→ **WORK REQUEST**
Each record below should be written out again exactly as given.

→ **EXERCISE INPUT**
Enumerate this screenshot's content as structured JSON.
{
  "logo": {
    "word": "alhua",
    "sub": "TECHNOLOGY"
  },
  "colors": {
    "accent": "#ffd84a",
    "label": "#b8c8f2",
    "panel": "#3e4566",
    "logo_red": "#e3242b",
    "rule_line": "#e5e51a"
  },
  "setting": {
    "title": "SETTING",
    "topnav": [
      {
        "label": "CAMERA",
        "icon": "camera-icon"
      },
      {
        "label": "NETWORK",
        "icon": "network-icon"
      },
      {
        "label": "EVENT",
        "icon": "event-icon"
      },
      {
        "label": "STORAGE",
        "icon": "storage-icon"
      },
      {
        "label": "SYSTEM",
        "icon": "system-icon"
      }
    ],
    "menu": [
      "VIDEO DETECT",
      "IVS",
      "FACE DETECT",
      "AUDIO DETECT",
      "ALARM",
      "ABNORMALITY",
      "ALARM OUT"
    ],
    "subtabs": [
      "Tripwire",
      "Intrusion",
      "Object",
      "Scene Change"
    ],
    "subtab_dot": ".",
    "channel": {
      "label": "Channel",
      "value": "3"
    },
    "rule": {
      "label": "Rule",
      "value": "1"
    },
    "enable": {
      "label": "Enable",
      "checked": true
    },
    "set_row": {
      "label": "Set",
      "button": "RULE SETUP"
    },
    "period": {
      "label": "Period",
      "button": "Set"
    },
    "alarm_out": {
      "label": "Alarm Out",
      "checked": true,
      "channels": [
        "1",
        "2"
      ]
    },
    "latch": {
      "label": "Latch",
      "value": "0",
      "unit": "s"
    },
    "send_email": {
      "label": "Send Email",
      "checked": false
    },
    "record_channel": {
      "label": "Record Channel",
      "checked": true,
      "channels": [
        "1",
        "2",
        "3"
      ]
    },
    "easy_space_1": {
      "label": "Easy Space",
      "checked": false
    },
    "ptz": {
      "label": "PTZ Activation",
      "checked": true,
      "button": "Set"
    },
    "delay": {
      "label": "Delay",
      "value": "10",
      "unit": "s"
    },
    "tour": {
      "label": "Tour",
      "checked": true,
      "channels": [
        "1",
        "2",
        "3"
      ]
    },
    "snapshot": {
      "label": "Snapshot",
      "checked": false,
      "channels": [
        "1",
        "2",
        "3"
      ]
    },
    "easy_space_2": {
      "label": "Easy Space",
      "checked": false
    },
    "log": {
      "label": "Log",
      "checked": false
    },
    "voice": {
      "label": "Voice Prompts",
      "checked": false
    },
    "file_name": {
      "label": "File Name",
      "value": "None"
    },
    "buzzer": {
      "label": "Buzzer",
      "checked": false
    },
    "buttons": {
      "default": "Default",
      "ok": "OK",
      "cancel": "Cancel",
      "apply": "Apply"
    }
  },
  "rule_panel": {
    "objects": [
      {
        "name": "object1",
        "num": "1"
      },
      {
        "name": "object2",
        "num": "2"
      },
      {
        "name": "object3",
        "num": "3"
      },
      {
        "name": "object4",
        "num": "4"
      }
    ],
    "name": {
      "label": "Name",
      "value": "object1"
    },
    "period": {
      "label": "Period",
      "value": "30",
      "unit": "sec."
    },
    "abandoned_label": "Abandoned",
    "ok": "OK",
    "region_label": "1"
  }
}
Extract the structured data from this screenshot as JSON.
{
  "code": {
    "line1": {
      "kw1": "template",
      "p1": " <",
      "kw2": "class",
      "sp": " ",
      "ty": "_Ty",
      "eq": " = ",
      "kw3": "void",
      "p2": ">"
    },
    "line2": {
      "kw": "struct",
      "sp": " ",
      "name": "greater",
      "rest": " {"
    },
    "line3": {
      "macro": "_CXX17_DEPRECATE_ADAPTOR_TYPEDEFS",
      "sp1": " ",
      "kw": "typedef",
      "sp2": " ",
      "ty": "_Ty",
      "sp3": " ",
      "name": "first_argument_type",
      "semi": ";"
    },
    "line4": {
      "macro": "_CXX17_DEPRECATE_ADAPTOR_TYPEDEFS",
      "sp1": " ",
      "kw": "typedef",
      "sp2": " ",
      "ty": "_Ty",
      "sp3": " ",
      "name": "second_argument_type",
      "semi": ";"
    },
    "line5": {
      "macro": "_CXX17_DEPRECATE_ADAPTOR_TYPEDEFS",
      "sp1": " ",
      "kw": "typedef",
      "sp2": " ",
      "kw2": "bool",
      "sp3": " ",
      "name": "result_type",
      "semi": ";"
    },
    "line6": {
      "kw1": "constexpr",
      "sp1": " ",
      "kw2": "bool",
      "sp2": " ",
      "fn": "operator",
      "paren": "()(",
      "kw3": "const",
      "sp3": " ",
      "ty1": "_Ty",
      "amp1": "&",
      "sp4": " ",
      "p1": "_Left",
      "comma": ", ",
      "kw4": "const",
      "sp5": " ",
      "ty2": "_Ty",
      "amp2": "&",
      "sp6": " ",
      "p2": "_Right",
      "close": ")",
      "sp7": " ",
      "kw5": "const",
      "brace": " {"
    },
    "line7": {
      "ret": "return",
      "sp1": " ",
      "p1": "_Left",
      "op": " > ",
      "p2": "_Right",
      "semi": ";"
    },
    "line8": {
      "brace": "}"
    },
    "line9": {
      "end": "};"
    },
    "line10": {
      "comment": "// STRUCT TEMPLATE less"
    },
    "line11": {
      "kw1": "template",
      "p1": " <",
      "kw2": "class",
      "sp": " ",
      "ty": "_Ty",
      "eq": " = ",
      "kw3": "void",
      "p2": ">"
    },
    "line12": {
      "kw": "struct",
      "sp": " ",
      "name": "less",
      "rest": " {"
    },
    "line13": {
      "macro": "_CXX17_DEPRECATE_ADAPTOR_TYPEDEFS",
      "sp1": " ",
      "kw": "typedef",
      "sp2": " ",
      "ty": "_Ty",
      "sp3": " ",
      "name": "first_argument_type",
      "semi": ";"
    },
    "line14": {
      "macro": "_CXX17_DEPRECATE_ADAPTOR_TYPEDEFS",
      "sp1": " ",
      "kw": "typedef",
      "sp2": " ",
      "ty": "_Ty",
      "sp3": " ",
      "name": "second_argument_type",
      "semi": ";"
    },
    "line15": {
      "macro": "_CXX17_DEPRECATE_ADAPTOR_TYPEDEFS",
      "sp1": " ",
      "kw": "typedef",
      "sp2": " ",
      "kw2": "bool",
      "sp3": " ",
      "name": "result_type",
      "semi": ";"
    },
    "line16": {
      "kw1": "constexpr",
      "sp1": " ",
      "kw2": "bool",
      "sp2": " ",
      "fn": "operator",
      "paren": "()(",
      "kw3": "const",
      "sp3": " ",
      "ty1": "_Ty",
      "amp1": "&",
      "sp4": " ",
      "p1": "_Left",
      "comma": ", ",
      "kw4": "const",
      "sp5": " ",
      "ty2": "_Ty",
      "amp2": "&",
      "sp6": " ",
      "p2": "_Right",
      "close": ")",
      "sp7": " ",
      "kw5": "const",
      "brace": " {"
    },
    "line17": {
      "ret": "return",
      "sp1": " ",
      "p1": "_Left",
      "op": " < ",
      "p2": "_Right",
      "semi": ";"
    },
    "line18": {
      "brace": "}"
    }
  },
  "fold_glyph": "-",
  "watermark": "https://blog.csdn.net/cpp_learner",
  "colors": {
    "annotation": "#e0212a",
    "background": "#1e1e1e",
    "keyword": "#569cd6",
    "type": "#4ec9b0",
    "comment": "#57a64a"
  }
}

→ **SOLUTION FOR THIS TASK**
Enumerate this screenshot's content as structured JSON.
{
  "logo": {
    "word": "alhua",
    "sub": "TECHNOLOGY"
  },
  "colors": {
    "accent": "#ffd84a",
    "label": "#b8c8f2",
    "panel": "#3e4566",
    "logo_red": "#e3242b",
    "rule_line": "#e5e51a"
  },
  "setting": {
    "title": "SETTING",
    "topnav": [
      {
        "label": "CAMERA",
        "icon": "camera-icon"
      },
      {
        "label": "NETWORK",
        "icon": "network-icon"
      },
      {
        "label": "EVENT",
        "icon": "event-icon"
      },
      {
        "label": "STORAGE",
        "icon": "storage-icon"
      },
      {
        "label": "SYSTEM",
        "icon": "system-icon"
      }
    ],
    "menu": [
      "VIDEO DETECT",
      "IVS",
      "FACE DETECT",
      "AUDIO DETECT",
      "ALARM",
      "ABNORMALITY",
      "ALARM OUT"
    ],
    "subtabs": [
      "Tripwire",
      "Intrusion",
      "Object",
      "Scene Change"
    ],
    "subtab_dot": ".",
    "channel": {
      "label": "Channel",
      "value": "3"
    },
    "rule": {
      "label": "Rule",
      "value": "1"
    },
    "enable": {
      "label": "Enable",
      "checked": true
    },
    "set_row": {
      "label": "Set",
      "button": "RULE SETUP"
    },
    "period": {
      "label": "Period",
      "button": "Set"
    },
    "alarm_out": {
      "label": "Alarm Out",
      "checked": true,
      "channels": [
        "1",
        "2"
      ]
    },
    "latch": {
      "label": "Latch",
      "value": "0",
      "unit": "s"
    },
    "send_email": {
      "label": "Send Email",
      "checked": false
    },
    "record_channel": {
      "label": "Record Channel",
      "checked": true,
      "channels": [
        "1",
        "2",
        "3"
      ]
    },
    "easy_space_1": {
      "label": "Easy Space",
      "checked": false
    },
    "ptz": {
      "label": "PTZ Activation",
      "checked": true,
      "button": "Set"
    },
    "delay": {
      "label": "Delay",
      "value": "10",
      "unit": "s"
    },
    "tour": {
      "label": "Tour",
      "checked": true,
      "channels": [
        "1",
        "2",
        "3"
      ]
    },
    "snapshot": {
      "label": "Snapshot",
      "checked": false,
      "channels": [
        "1",
        "2",
        "3"
      ]
    },
    "easy_space_2": {
      "label": "Easy Space",
      "checked": false
    },
    "log": {
      "label": "Log",
      "checked": false
    },
    "voice": {
      "label": "Voice Prompts",
      "checked": false
    },
    "file_name": {
      "label": "File Name",
      "value": "None"
    },
    "buzzer": {
      "label": "Buzzer",
      "checked": false
    },
    "buttons": {
      "default": "Default",
      "ok": "OK",
      "cancel": "Cancel",
      "apply": "Apply"
    }
  },
  "rule_panel": {
    "objects": [
      {
        "name": "object1",
        "num": "1"
      },
      {
        "name": "object2",
        "num": "2"
      },
      {
        "name": "object3",
        "num": "3"
      },
      {
        "name": "object4",
        "num": "4"
      }
    ],
    "name": {
      "label": "Name",
      "value": "object1"
    },
    "period": {
      "label": "Period",
      "value": "30",
      "unit": "sec."
    },
    "abandoned_label": "Abandoned",
    "ok": "OK",
    "region_label": "1"
  }
}
Extract the structured data from this screenshot as JSON.
{
  "code": {
    "line1": {
      "kw1": "template",
      "p1": " <",
      "kw2": "class",
      "sp": " ",
      "ty": "_Ty",
      "eq": " = ",
      "kw3": "void",
      "p2": ">"
    },
    "line2": {
      "kw": "struct",
      "sp": " ",
      "name": "greater",
      "rest": " {"
    },
    "line3": {
      "macro": "_CXX17_DEPRECATE_ADAPTOR_TYPEDEFS",
      "sp1": " ",
      "kw": "typedef",
      "sp2": " ",
      "ty": "_Ty",
      "sp3": " ",
      "name": "first_argument_type",
      "semi": ";"
    },
    "line4": {
      "macro": "_CXX17_DEPRECATE_ADAPTOR_TYPEDEFS",
      "sp1": " ",
      "kw": "typedef",
      "sp2": " ",
      "ty": "_Ty",
      "sp3": " ",
      "name": "second_argument_type",
      "semi": ";"
    },
    "line5": {
      "macro": "_CXX17_DEPRECATE_ADAPTOR_TYPEDEFS",
      "sp1": " ",
      "kw": "typedef",
      "sp2": " ",
      "kw2": "bool",
      "sp3": " ",
      "name": "result_type",
      "semi": ";"
    },
    "line6": {
      "kw1": "constexpr",
      "sp1": " ",
      "kw2": "bool",
      "sp2": " ",
      "fn": "operator",
      "paren": "()(",
      "kw3": "const",
      "sp3": " ",
      "ty1": "_Ty",
      "amp1": "&",
      "sp4": " ",
      "p1": "_Left",
      "comma": ", ",
      "kw4": "const",
      "sp5": " ",
      "ty2": "_Ty",
      "amp2": "&",
      "sp6": " ",
      "p2": "_Right",
      "close": ")",
      "sp7": " ",
      "kw5": "const",
      "brace": " {"
    },
    "line7": {
      "ret": "return",
      "sp1": " ",
      "p1": "_Left",
      "op": " > ",
      "p2": "_Right",
      "semi": ";"
    },
    "line8": {
      "brace": "}"
    },
    "line9": {
      "end": "};"
    },
    "line10": {
      "comment": "// STRUCT TEMPLATE less"
    },
    "line11": {
      "kw1": "template",
      "p1": " <",
      "kw2": "class",
      "sp": " ",
      "ty": "_Ty",
      "eq": " = ",
      "kw3": "void",
      "p2": ">"
    },
    "line12": {
      "kw": "struct",
      "sp": " ",
      "name": "less",
      "rest": " {"
    },
    "line13": {
      "macro": "_CXX17_DEPRECATE_ADAPTOR_TYPEDEFS",
      "sp1": " ",
      "kw": "typedef",
      "sp2": " ",
      "ty": "_Ty",
      "sp3": " ",
      "name": "first_argument_type",
      "semi": ";"
    },
    "line14": {
      "macro": "_CXX17_DEPRECATE_ADAPTOR_TYPEDEFS",
      "sp1": " ",
      "kw": "typedef",
      "sp2": " ",
      "ty": "_Ty",
      "sp3": " ",
      "name": "second_argument_type",
      "semi": ";"
    },
    "line15": {
      "macro": "_CXX17_DEPRECATE_ADAPTOR_TYPEDEFS",
      "sp1": " ",
      "kw": "typedef",
      "sp2": " ",
      "kw2": "bool",
      "sp3": " ",
      "name": "result_type",
      "semi": ";"
    },
    "line16": {
      "kw1": "constexpr",
      "sp1": " ",
      "kw2": "bool",
      "sp2": " ",
      "fn": "operator",
      "paren": "()(",
      "kw3": "const",
      "sp3": " ",
      "ty1": "_Ty",
      "amp1": "&",
      "sp4": " ",
      "p1": "_Left",
      "comma": ", ",
      "kw4": "const",
      "sp5": " ",
      "ty2": "_Ty",
      "amp2": "&",
      "sp6": " ",
      "p2": "_Right",
      "close": ")",
      "sp7": " ",
      "kw5": "const",
      "brace": " {"
    },
    "line17": {
      "ret": "return",
      "sp1": " ",
      "p1": "_Left",
      "op": " < ",
      "p2": "_Right",
      "semi": ";"
    },
    "line18": {
      "brace": "}"
    }
  },
  "fold_glyph": "-",
  "watermark": "https://blog.csdn.net/cpp_learner",
  "colors": {
    "annotation": "#e0212a",
    "background": "#1e1e1e",
    "keyword": "#569cd6",
    "type": "#4ec9b0",
    "comment": "#57a64a"
  }
}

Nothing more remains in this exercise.